= Beginning of Section =
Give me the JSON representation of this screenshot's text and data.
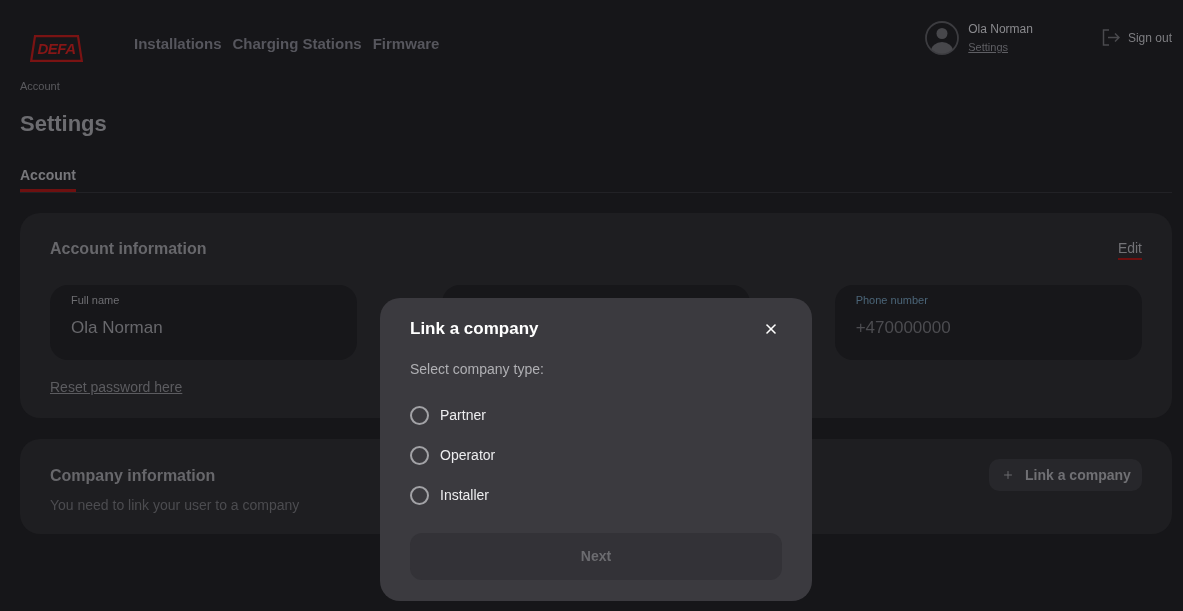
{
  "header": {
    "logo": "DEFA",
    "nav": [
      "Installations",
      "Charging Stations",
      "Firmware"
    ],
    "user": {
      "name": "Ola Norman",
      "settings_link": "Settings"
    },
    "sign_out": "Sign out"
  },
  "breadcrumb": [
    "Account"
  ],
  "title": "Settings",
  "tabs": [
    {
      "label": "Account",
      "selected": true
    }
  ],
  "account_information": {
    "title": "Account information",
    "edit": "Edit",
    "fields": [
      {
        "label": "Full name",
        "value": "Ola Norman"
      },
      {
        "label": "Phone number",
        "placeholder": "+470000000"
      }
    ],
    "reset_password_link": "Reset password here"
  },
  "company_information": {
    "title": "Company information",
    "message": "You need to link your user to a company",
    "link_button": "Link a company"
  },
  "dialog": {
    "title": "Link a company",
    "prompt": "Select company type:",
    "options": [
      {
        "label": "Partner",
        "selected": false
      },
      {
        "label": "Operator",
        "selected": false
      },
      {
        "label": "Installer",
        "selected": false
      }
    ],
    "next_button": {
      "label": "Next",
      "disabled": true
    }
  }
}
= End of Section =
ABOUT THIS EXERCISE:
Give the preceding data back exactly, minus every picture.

FINAL ANSWER:
Give me the JSON representation of this screenshot's text and data.
{
  "header": {
    "logo": "DEFA",
    "nav": [
      "Installations",
      "Charging Stations",
      "Firmware"
    ],
    "user": {
      "name": "Ola Norman",
      "settings_link": "Settings"
    },
    "sign_out": "Sign out"
  },
  "breadcrumb": [
    "Account"
  ],
  "title": "Settings",
  "tabs": [
    {
      "label": "Account",
      "selected": true
    }
  ],
  "account_information": {
    "title": "Account information",
    "edit": "Edit",
    "fields": [
      {
        "label": "Full name",
        "value": "Ola Norman"
      },
      {
        "label": "Phone number",
        "placeholder": "+470000000"
      }
    ],
    "reset_password_link": "Reset password here"
  },
  "company_information": {
    "title": "Company information",
    "message": "You need to link your user to a company",
    "link_button": "Link a company"
  },
  "dialog": {
    "title": "Link a company",
    "prompt": "Select company type:",
    "options": [
      {
        "label": "Partner",
        "selected": false
      },
      {
        "label": "Operator",
        "selected": false
      },
      {
        "label": "Installer",
        "selected": false
      }
    ],
    "next_button": {
      "label": "Next",
      "disabled": true
    }
  }
}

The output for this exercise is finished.